Arena Pharmaceuticals (NASDAQ:ARNA), a company that specializes in the development of novel small-molecule drugs, saw its shares finally reverse course last month by gaining over 12%. Prior to this move, the drugmaker's stock had been steadily trending downward over the last three and a half years as a result of sluggish sales for its anti-obesity medication Belviq, which it co-promotes with the Japanese pharma Eisai.
The apparent catalyst behind Arena's trek higher in September was a positive note from the small investment bank FBR & Co., which assigned the struggling biotech a $6 price target and an outperform rating.
FBR & Co.'s $6 price target is noteworthy for two reasons. First off, it implies that Arena's shares could more than triple over the next year from current levels. Secondly, this uber-bullish note stands in stark contrast to the company's underlying fundamentals and near-term growth prospects.
In short, Belviq's commercial launch has been a complete disappointment with sales expected to fall well below $50 million in 2016, leading Eisai to scale back its promotional support for the drug earlier this year. The net result is that Arena is currently trading at right around 10 times its projected 2017 revenue, which arguably qualifies as a "stretched valuation" in this rather unforgiving and moody market.
As Belviq has clearly turned into a niche product with modest commercial prospects, Arena has been shifting its resources back to its clinical pipeline composed of three early to mid-stage product candidates:
Etrasimod is arguably Arena's most important clinical asset at the moment, given that ulcerative colitis is expected to represent roughly a $7 billion market opportunity by 2021, and the indication sports above-average long-term growth prospects.
Even so, this experimental drug's potential to actually drive shareholder value moving forward is murky at best right now. Ulcerative colitis, after all, has attracted the attention of multiple biotech heavyweights such as Biogen, Celgene, and Gilead Sciences, which could lead to a surfeit of major new drugs within the next few years.
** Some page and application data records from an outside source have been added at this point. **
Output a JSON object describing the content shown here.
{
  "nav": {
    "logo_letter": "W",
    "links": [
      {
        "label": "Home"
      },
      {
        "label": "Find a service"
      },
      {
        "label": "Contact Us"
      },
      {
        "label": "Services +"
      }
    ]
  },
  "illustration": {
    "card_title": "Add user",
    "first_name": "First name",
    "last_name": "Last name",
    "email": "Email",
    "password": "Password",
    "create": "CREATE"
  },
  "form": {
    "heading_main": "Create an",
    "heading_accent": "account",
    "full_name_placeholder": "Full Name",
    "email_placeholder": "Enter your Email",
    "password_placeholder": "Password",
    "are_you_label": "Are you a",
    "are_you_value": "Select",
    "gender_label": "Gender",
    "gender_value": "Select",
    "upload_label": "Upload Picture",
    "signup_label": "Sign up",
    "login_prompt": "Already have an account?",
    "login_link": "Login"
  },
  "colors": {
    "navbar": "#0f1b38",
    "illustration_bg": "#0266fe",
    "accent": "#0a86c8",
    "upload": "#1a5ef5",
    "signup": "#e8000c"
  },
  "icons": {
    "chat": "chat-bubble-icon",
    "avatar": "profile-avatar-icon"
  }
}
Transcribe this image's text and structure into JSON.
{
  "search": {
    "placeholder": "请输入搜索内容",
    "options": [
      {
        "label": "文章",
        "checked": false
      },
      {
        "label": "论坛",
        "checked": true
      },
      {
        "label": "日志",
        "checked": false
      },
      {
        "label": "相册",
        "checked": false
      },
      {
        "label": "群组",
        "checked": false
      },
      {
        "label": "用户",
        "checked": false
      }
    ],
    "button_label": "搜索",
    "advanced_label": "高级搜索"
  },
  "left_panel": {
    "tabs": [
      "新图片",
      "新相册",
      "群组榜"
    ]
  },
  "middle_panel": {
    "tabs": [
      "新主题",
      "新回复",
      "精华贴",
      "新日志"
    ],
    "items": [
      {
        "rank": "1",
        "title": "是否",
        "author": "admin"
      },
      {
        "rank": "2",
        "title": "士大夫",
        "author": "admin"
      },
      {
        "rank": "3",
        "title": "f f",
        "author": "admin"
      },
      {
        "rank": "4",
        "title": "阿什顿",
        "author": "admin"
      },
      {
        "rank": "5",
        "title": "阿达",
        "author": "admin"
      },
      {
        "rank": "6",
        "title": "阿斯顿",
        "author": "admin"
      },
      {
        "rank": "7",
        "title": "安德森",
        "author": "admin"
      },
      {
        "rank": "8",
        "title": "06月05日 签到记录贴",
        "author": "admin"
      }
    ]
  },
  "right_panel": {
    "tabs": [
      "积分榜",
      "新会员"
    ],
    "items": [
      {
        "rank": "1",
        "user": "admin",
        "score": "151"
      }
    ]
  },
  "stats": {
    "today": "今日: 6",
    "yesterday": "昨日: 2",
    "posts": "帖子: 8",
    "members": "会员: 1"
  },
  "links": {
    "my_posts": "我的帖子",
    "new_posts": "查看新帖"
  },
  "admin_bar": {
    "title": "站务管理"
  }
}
Moreover, etrasimod's ongoing mid-stage trial won't read out until the fourth quarter of 2017, meaning that Arena's most exciting drug candidate is perhaps three to four years away from even reaching the stage where a regulatory filing is a possibility.
The long and short of it is that Arena will continue to be a cash-flow-negative operation for at least a few more years. And that's why investors may want to take this sky-high price target from FBR & Co. with a rather large grain of salt.